Advertisement
YOU ARE HERE: LAT HomeCollections

SPECIAL TRAVEL ISSUE | FRANCE

In The Realm Of Castles And Crusades

The History Of The 'Heretical' Cathars Offers A Window Into A Boodstained But Beautiful Swath Of Southwest Countryside

March 19, 2000|TED BOTHA | Ted Botha is a writer based in New York. He last wrote for the magazine about bicycling through Scotland's Outer Hebrides

The talk over salade nioise and fromage de chevre was about ghosts. My English friend Christopher Neville informed me that two of them haunt his house in southern France, on the sunny terrace of which we were now having lunch. I don't normally believe in spirits, but it seemed wise to suspend disbelief for the moment, since I would soon be entering a region of sorcery and hidden Grails, where heretics once marched defiantly into the bonfires of bloodthirsty crusaders: the land of the Cathars. Christopher's ghosts were said to be knights from those medieval times. I don't know whether he began studying the Middle Ages because of the ghosts or whether the ghosts arrived one day because he had taken an unusually keen interest in the Cathars. I do know that his knowledge proved invaluable.

Two days after Christopher drew up an itinerary for us, I joined my friend Catherine Stock, an illustrator from New York, and we headed south to Cathar country. Our starting and finishing points would be two cities that had been famous centers of the Cathar heresy, Toulouse and Carcassonne. Along the way, we would stay at small country inns and take in a half dozen of the castles that had played a crucial role during a little-known era in a little-known part of France that lies tucked in the foothills of the Pyrenees.
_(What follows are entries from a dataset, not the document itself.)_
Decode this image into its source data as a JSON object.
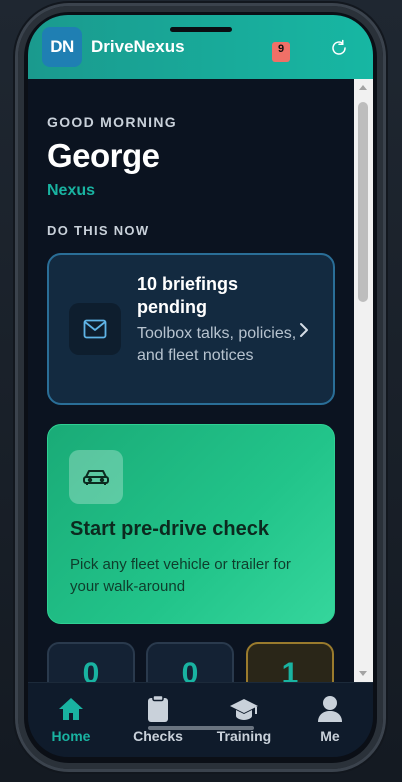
{
  "header": {
    "logo_text": "DN",
    "app_name": "DriveNexus",
    "notification_count": "9"
  },
  "greeting": {
    "label": "GOOD MORNING",
    "name": "George",
    "org": "Nexus"
  },
  "section": {
    "label": "DO THIS NOW"
  },
  "briefings_card": {
    "title": "10 briefings pending",
    "subtitle": "Toolbox talks, policies, and fleet notices"
  },
  "drive_card": {
    "title": "Start pre-drive check",
    "subtitle": "Pick any fleet vehicle or trailer for your walk-around"
  },
  "stats": [
    {
      "value": "0"
    },
    {
      "value": "0"
    },
    {
      "value": "1"
    }
  ],
  "tabs": [
    {
      "label": "Home",
      "icon": "home-icon",
      "active": true
    },
    {
      "label": "Checks",
      "icon": "clipboard-icon",
      "active": false
    },
    {
      "label": "Training",
      "icon": "graduation-cap-icon",
      "active": false
    },
    {
      "label": "Me",
      "icon": "user-icon",
      "active": false
    }
  ],
  "colors": {
    "accent": "#19b3a1",
    "header": "#17b7a3",
    "drive_card": "#22c48a",
    "badge": "#f07067",
    "background": "#0b1320"
  }
}
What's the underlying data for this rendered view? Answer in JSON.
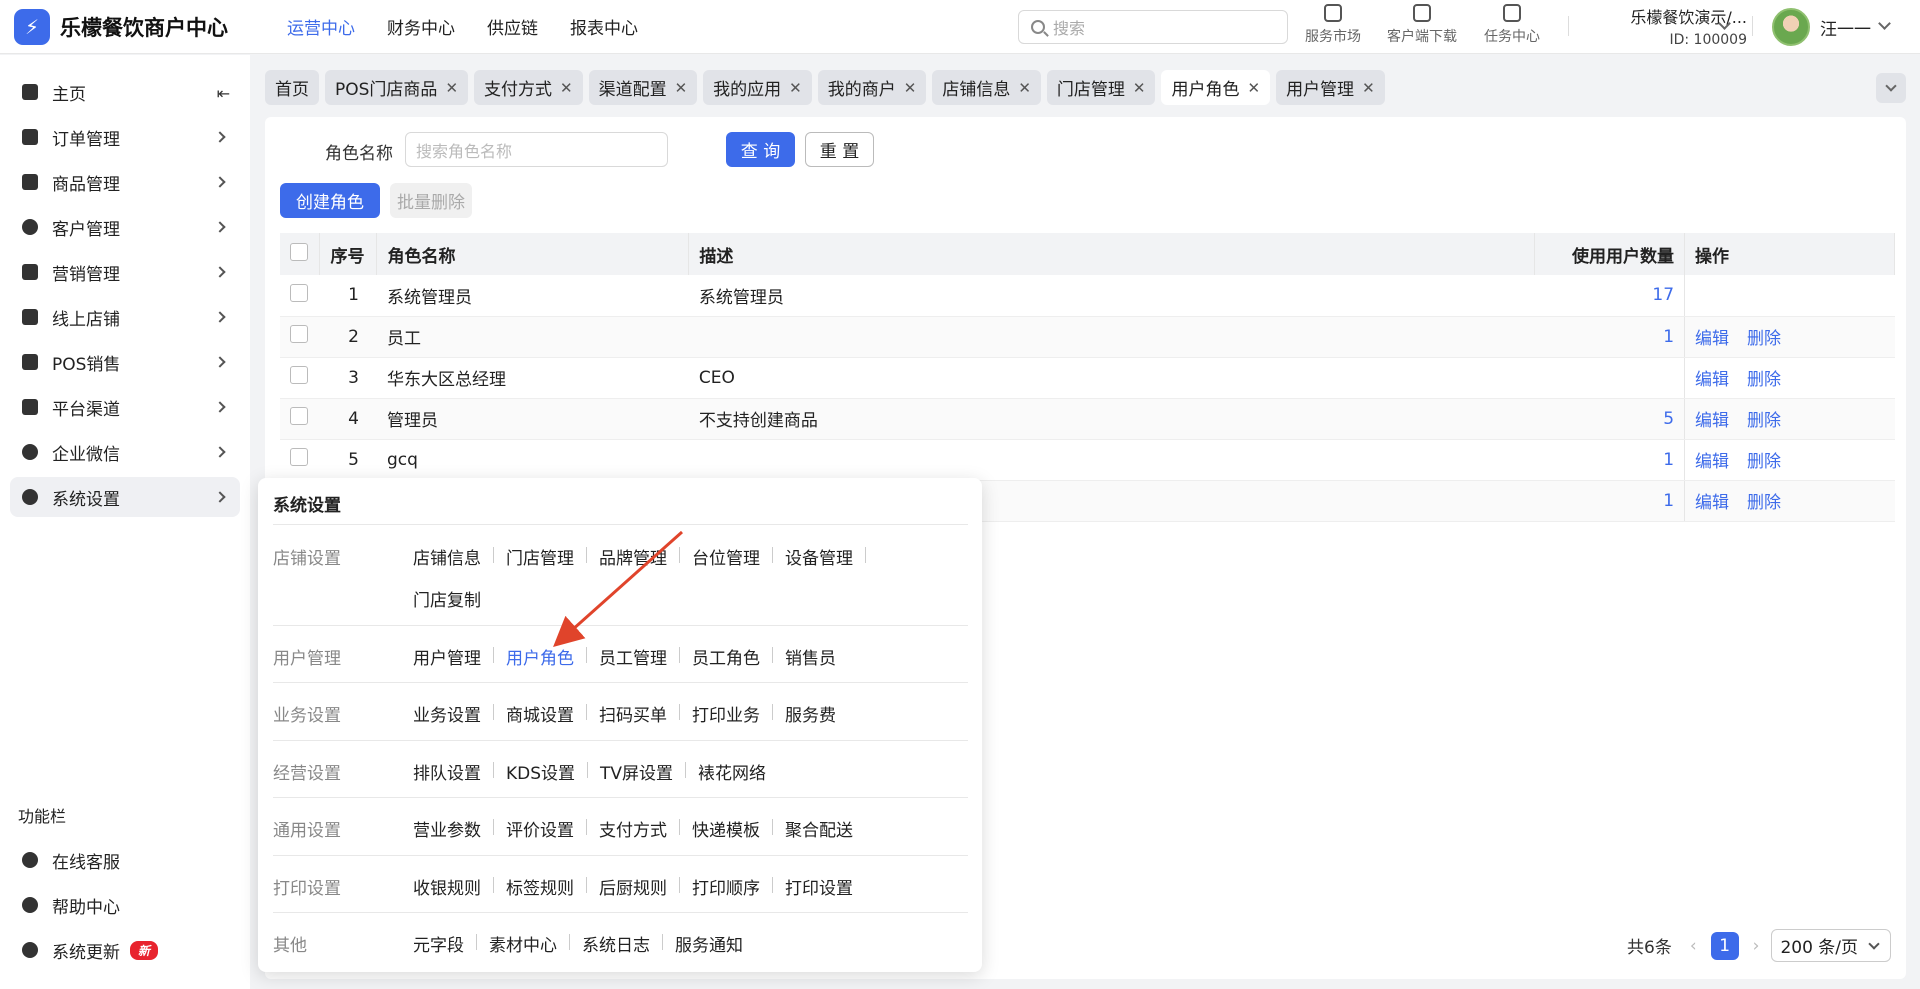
{
  "header": {
    "logo_text": "乐檬餐饮商户中心",
    "nav": [
      "运营中心",
      "财务中心",
      "供应链",
      "报表中心"
    ],
    "active_nav": "运营中心",
    "search_placeholder": "搜索",
    "tools": [
      "服务市场",
      "客户端下载",
      "任务中心"
    ],
    "merchant_name": "乐檬餐饮演示/...",
    "merchant_id": "ID: 100009",
    "user_name": "汪一一"
  },
  "sidebar": {
    "items": [
      "主页",
      "订单管理",
      "商品管理",
      "客户管理",
      "营销管理",
      "线上店铺",
      "POS销售",
      "平台渠道",
      "企业微信",
      "系统设置"
    ],
    "active": "系统设置",
    "func_title": "功能栏",
    "func_items": [
      "在线客服",
      "帮助中心",
      "系统更新"
    ],
    "new_badge": "新"
  },
  "tabs": [
    "首页",
    "POS门店商品",
    "支付方式",
    "渠道配置",
    "我的应用",
    "我的商户",
    "店铺信息",
    "门店管理",
    "用户角色",
    "用户管理"
  ],
  "active_tab": "用户角色",
  "filter": {
    "label": "角色名称",
    "placeholder": "搜索角色名称",
    "query_btn": "查 询",
    "reset_btn": "重 置"
  },
  "actions": {
    "create": "创建角色",
    "batch_delete": "批量删除"
  },
  "table": {
    "headers": [
      "序号",
      "角色名称",
      "描述",
      "使用用户数量",
      "操作"
    ],
    "edit_label": "编辑",
    "delete_label": "删除",
    "rows": [
      {
        "no": "1",
        "name": "系统管理员",
        "desc": "系统管理员",
        "count": "17"
      },
      {
        "no": "2",
        "name": "员工",
        "desc": "",
        "count": "1"
      },
      {
        "no": "3",
        "name": "华东大区总经理",
        "desc": "CEO",
        "count": ""
      },
      {
        "no": "4",
        "name": "管理员",
        "desc": "不支持创建商品",
        "count": "5"
      },
      {
        "no": "5",
        "name": "gcq",
        "desc": "",
        "count": "1"
      },
      {
        "no": "",
        "name": "",
        "desc": "",
        "count": "1"
      }
    ]
  },
  "pager": {
    "total": "共6条",
    "page": "1",
    "page_size": "200 条/页"
  },
  "popup": {
    "title": "系统设置",
    "active_item": "用户角色",
    "sections": [
      {
        "category": "店铺设置",
        "rows": [
          [
            "店铺信息",
            "门店管理",
            "品牌管理",
            "台位管理",
            "设备管理"
          ],
          [
            "门店复制"
          ]
        ]
      },
      {
        "category": "用户管理",
        "rows": [
          [
            "用户管理",
            "用户角色",
            "员工管理",
            "员工角色",
            "销售员"
          ]
        ]
      },
      {
        "category": "业务设置",
        "rows": [
          [
            "业务设置",
            "商城设置",
            "扫码买单",
            "打印业务",
            "服务费"
          ]
        ]
      },
      {
        "category": "经营设置",
        "rows": [
          [
            "排队设置",
            "KDS设置",
            "TV屏设置",
            "裱花网络"
          ]
        ]
      },
      {
        "category": "通用设置",
        "rows": [
          [
            "营业参数",
            "评价设置",
            "支付方式",
            "快递模板",
            "聚合配送"
          ]
        ]
      },
      {
        "category": "打印设置",
        "rows": [
          [
            "收银规则",
            "标签规则",
            "后厨规则",
            "打印顺序",
            "打印设置"
          ]
        ]
      },
      {
        "category": "其他",
        "rows": [
          [
            "元字段",
            "素材中心",
            "系统日志",
            "服务通知"
          ]
        ]
      }
    ]
  },
  "colors": {
    "accent": "#3d6bea",
    "annotation_arrow": "#e0442b",
    "badge": "#e8242e"
  }
}
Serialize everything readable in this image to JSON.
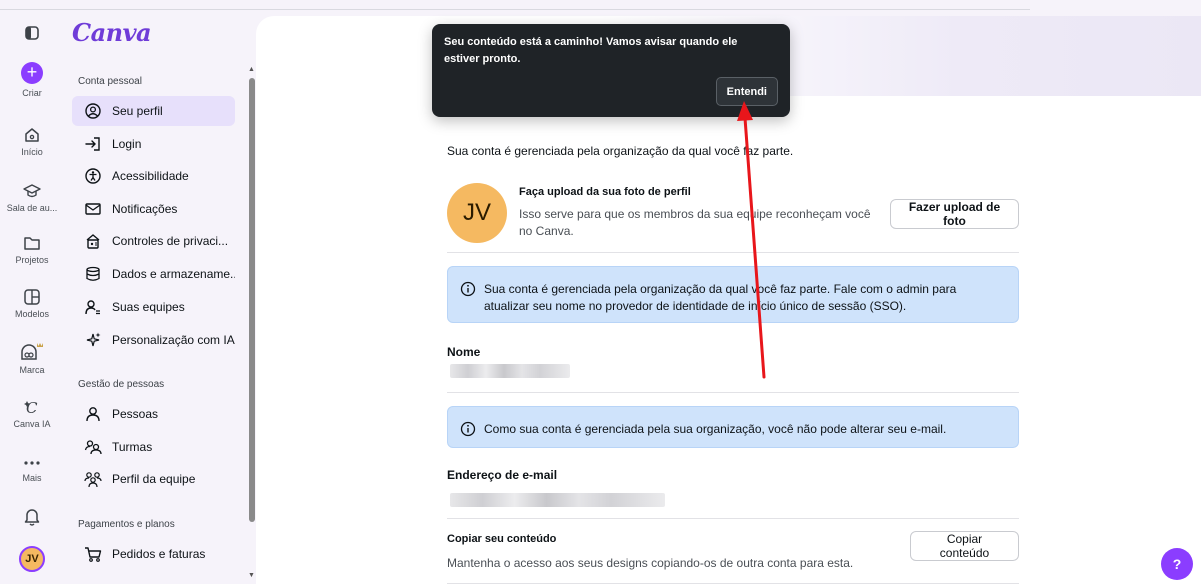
{
  "rail": {
    "create": "Criar",
    "home": "Início",
    "classroom": "Sala de au...",
    "projects": "Projetos",
    "templates": "Modelos",
    "brand": "Marca",
    "canva_ai": "Canva IA",
    "more": "Mais",
    "avatar": "JV"
  },
  "sidebar": {
    "logo": "Canva",
    "personal_title": "Conta pessoal",
    "personal_items": [
      {
        "label": "Seu perfil",
        "icon": "profile-icon"
      },
      {
        "label": "Login",
        "icon": "login-icon"
      },
      {
        "label": "Acessibilidade",
        "icon": "accessibility-icon"
      },
      {
        "label": "Notificações",
        "icon": "mail-icon"
      },
      {
        "label": "Controles de privaci...",
        "icon": "lock-icon"
      },
      {
        "label": "Dados e armazename...",
        "icon": "database-icon"
      },
      {
        "label": "Suas equipes",
        "icon": "team-icon"
      },
      {
        "label": "Personalização com IA",
        "icon": "sparkle-icon"
      }
    ],
    "people_title": "Gestão de pessoas",
    "people_items": [
      {
        "label": "Pessoas",
        "icon": "person-icon"
      },
      {
        "label": "Turmas",
        "icon": "group-icon"
      },
      {
        "label": "Perfil da equipe",
        "icon": "team-profile-icon"
      }
    ],
    "billing_title": "Pagamentos e planos",
    "billing_items": [
      {
        "label": "Pedidos e faturas",
        "icon": "cart-icon"
      }
    ]
  },
  "toast": {
    "message": "Seu conteúdo está a caminho! Vamos avisar quando ele estiver pronto.",
    "button": "Entendi"
  },
  "main": {
    "managed_note": "Sua conta é gerenciada pela organização da qual você faz parte.",
    "photo": {
      "avatar": "JV",
      "title": "Faça upload da sua foto de perfil",
      "description": "Isso serve para que os membros da sua equipe reconheçam você no Canva.",
      "button": "Fazer upload de foto"
    },
    "info_sso": "Sua conta é gerenciada pela organização da qual você faz parte. Fale com o admin para atualizar seu nome no provedor de identidade de início único de sessão (SSO).",
    "name_label": "Nome",
    "info_email": "Como sua conta é gerenciada pela sua organização, você não pode alterar seu e-mail.",
    "email_label": "Endereço de e-mail",
    "copy": {
      "title": "Copiar seu conteúdo",
      "description": "Mantenha o acesso aos seus designs copiando-os de outra conta para esta.",
      "button": "Copiar conteúdo"
    }
  },
  "help_button": "?",
  "colors": {
    "accent": "#8b3dff",
    "info_bg": "#cfe3fb",
    "annotation_arrow": "#e8161b"
  }
}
People lump this unsullied, relatively inexpensive area into the "Midi" that includes the more-famous Provence, but then pass it by to drive to Spain's Costa del Sol. We planned to linger, taking time for me to envision scenes from the Dark Ages, for Catherine to paint and for us both to dine on the region's subtle cuisine.

The Cathars, I had read, were a kind and gentle people who would have fit better into the diverse 21st century than the 13th. While the details of their complex belief system are still hotly debated, several fundamentals go uncontested: They were dualists (man is bad, the spirit good), they viewed the material world as corrupt, and they rejected certain important tenets of the powerful Catholic Church, including priests, the Trinity and the sacraments. The laying of hands, the consolamentum, was thought to transform believers into parfaits (the Perfects, or Good Christians), who were from then on expected to abstain from sex and meat. The popularity of this gnostic faith threatened the reign of Pope Innocent III. In 1208 he sent Simon de Montfort on a crusade against the heretics. The Albigensian crusade took its name from the town of Albi (later the birthplace of someone who couldn't have been less of a Cathar in spirit, the sybaritic artist Toulouse-Lautrec) and was followed 25 years later by the Inquisition. Together, these purges ensured the end of the Cathars, although not until 1321, when Dominican monks burned at the stake the last of them, a larger-than-life adulterer named Belibaste.

Why the Cathars thrived for at least a century probably owed as much to their location as to their strong convictions. Home was the Languedoc region, a center of learning that tolerated freer thought and was sympathetic to the religion. While Carcassonne fell in two weeks, Toulouse held out for years. It came under attack so many times that it now bears no resemblance to its former self. Christopher had told me as much: "Today the city stands for everything the Cathars were against. It's pure materialism."

*

Materialist or not, Toulouse is a town easy to like. On an early summer afternoon, Catherine and I sat at the Brasserie les Arcades on the Place du Capitole, surrounded by the wonderful deep-pink buildings that helped earn the town its nickname, Ville Rose. We had lunch while the Wednesday market pulsed in front of us: performance artists doing handstands, mimes in multicolored patchwork, and--seeing as it's still home to a respected university--a generous mix of students. It was easy to imagine how another small sect, if you can call it that, had flourished at the time of the Cathars--namely the troubadours. There was no connection, but they were both singularly focused. The one sought pure religion, the other pure love. Sang Raimon de Miraval, one of the most famous troubadours:

*

From Love come all my thoughts

I only trouble with Love

And all that is done for Love is good.

* The language of crooning was not French but Occitan, or langue d'oc, a related dialect from which this region took its name and that intolerant Parisian rulers eventually suppressed.

Advertisement
Los Angeles Times Articles
|
|
|